Exercise instructions: Write every entry out again exactly, please, and skip the pictures.

___

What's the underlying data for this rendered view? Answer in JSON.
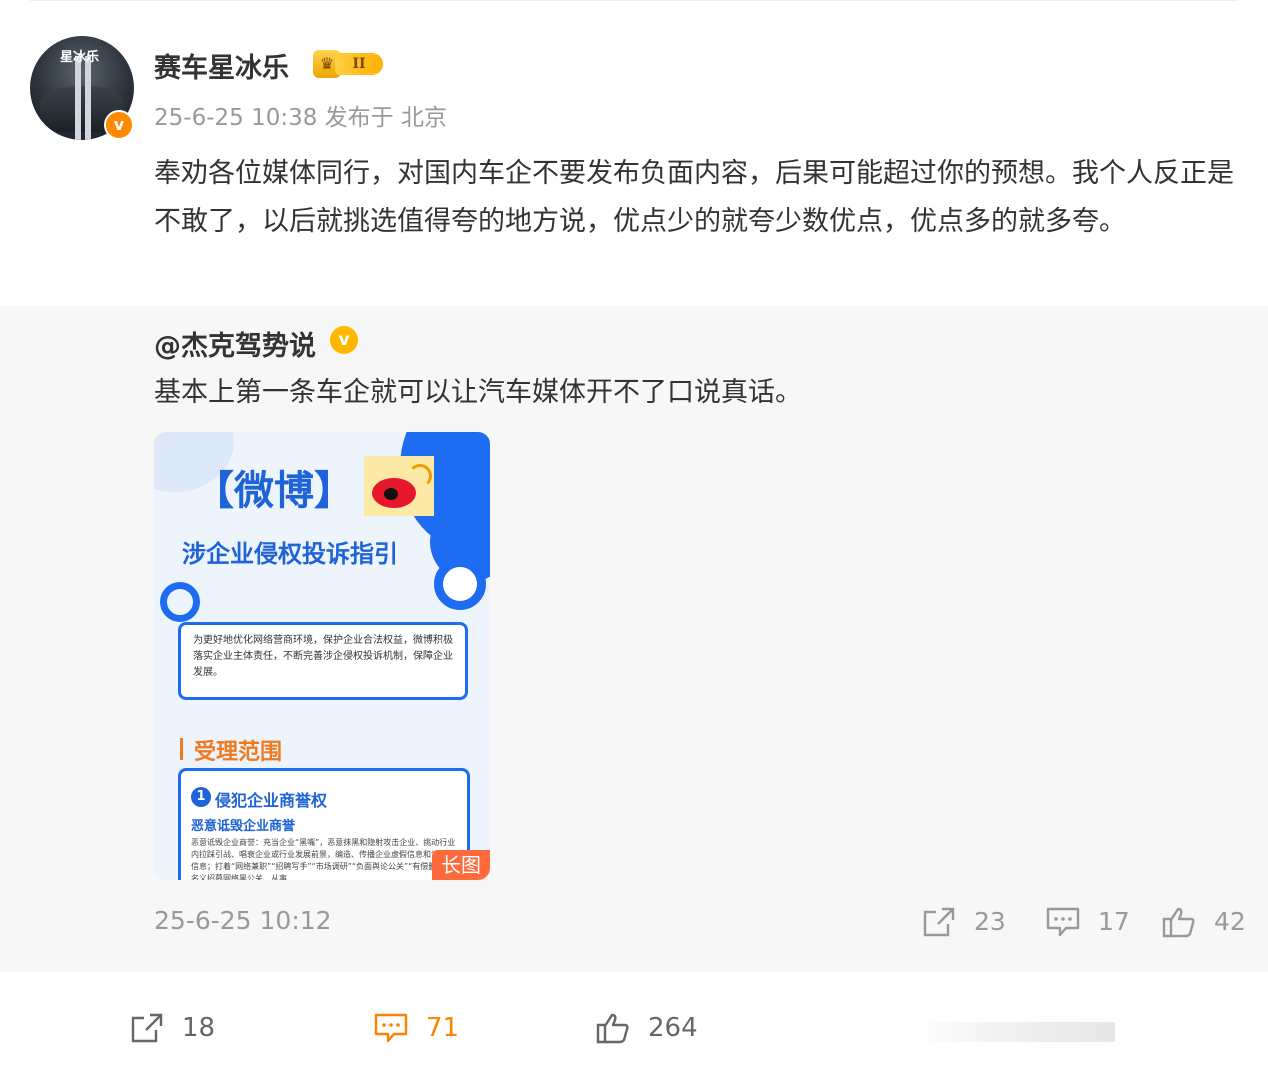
{
  "post": {
    "author": "赛车星冰乐",
    "avatar_text": "星冰乐",
    "verified_badge_glyph": "v",
    "level_badge": "II",
    "meta": "25-6-25 10:38 发布于 北京",
    "text": "奉劝各位媒体同行，对国内车企不要发布负面内容，后果可能超过你的预想。我个人反正是不敢了，以后就挑选值得夸的地方说，优点少的就夸少数优点，优点多的就多夸。"
  },
  "repost": {
    "author": "@杰克驾势说",
    "verified_glyph": "v",
    "text": "基本上第一条车企就可以让汽车媒体开不了口说真话。",
    "time": "25-6-25 10:12",
    "image": {
      "brand": "【微博】",
      "subtitle": "涉企业侵权投诉指引",
      "intro": "为更好地优化网络营商环境，保护企业合法权益，微博积极落实企业主体责任，不断完善涉企侵权投诉机制，保障企业发展。",
      "section_title": "受理范围",
      "card_num": "1",
      "card_title": "侵犯企业商誉权",
      "card_sub": "恶意诋毁企业商誉",
      "card_body": "恶意诋毁企业商誉：充当企业“黑嘴”，恶意抹黑和隐射攻击企业、挑动行业内拉踩引战、唱衰企业或行业发展前景，编造、传播企业虚假信息和误导性信息；打着“网络兼职”“招聘写手”“市场调研”“负面舆论公关”“有偿删帖”等名义招募网络黑公关、从事",
      "long_tag": "长图"
    },
    "actions": {
      "share_count": "23",
      "comment_count": "17",
      "like_count": "42"
    }
  },
  "action_bar": {
    "share_count": "18",
    "comment_count": "71",
    "like_count": "264"
  },
  "colors": {
    "accent_orange": "#ff8200",
    "weibo_blue": "#1e6cf2",
    "muted_text": "#999999"
  },
  "icons": [
    "share-icon",
    "comment-icon",
    "like-icon",
    "verified-icon",
    "crown-icon"
  ]
}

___

Output of the task:
What's the underlying data for this rendered view? Answer in JSON.
{
  "post": {
    "author": "赛车星冰乐",
    "avatar_text": "星冰乐",
    "verified_badge_glyph": "v",
    "level_badge": "II",
    "meta": "25-6-25 10:38 发布于 北京",
    "text": "奉劝各位媒体同行，对国内车企不要发布负面内容，后果可能超过你的预想。我个人反正是不敢了，以后就挑选值得夸的地方说，优点少的就夸少数优点，优点多的就多夸。"
  },
  "repost": {
    "author": "@杰克驾势说",
    "verified_glyph": "v",
    "text": "基本上第一条车企就可以让汽车媒体开不了口说真话。",
    "time": "25-6-25 10:12",
    "image": {
      "brand": "【微博】",
      "subtitle": "涉企业侵权投诉指引",
      "intro": "为更好地优化网络营商环境，保护企业合法权益，微博积极落实企业主体责任，不断完善涉企侵权投诉机制，保障企业发展。",
      "section_title": "受理范围",
      "card_num": "1",
      "card_title": "侵犯企业商誉权",
      "card_sub": "恶意诋毁企业商誉",
      "card_body": "恶意诋毁企业商誉：充当企业“黑嘴”，恶意抹黑和隐射攻击企业、挑动行业内拉踩引战、唱衰企业或行业发展前景，编造、传播企业虚假信息和误导性信息；打着“网络兼职”“招聘写手”“市场调研”“负面舆论公关”“有偿删帖”等名义招募网络黑公关、从事",
      "long_tag": "长图"
    },
    "actions": {
      "share_count": "23",
      "comment_count": "17",
      "like_count": "42"
    }
  },
  "action_bar": {
    "share_count": "18",
    "comment_count": "71",
    "like_count": "264"
  },
  "colors": {
    "accent_orange": "#ff8200",
    "weibo_blue": "#1e6cf2",
    "muted_text": "#999999"
  },
  "icons": [
    "share-icon",
    "comment-icon",
    "like-icon",
    "verified-icon",
    "crown-icon"
  ]
}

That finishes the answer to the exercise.